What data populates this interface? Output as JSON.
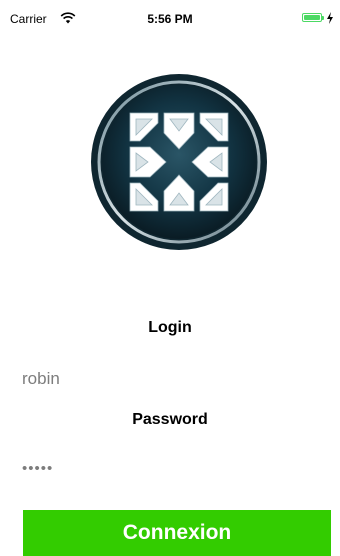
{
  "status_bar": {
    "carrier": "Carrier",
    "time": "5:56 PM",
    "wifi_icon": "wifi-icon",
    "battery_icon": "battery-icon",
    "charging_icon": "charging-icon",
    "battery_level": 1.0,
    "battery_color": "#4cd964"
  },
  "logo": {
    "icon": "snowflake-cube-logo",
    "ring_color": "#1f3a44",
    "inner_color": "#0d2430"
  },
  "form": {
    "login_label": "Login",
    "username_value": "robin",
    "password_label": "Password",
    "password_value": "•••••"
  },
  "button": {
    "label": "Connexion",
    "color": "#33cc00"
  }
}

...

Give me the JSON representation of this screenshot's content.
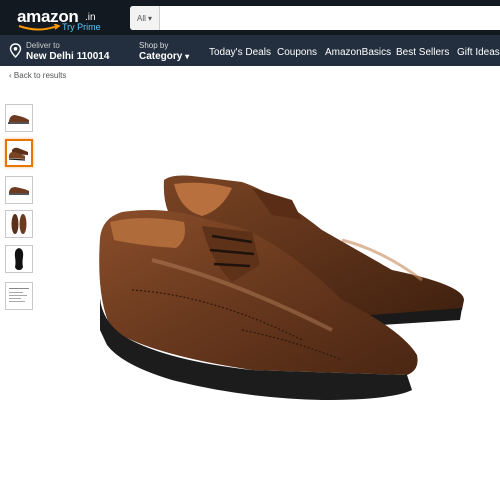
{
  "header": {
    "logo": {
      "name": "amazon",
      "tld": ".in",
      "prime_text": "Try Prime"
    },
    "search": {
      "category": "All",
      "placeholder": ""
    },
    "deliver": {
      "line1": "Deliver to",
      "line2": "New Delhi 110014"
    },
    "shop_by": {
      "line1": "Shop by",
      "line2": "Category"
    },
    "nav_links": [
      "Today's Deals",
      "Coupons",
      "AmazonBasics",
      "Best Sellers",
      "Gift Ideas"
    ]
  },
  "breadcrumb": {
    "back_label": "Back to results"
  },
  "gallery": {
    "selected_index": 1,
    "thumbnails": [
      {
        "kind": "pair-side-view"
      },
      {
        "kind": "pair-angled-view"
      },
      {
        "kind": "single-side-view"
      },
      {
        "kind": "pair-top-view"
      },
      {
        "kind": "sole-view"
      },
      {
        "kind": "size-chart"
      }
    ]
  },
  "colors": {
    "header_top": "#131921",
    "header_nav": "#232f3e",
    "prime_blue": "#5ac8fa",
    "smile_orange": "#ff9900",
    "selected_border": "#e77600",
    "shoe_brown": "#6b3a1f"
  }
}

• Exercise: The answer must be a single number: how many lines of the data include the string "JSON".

• Exercise solution: 2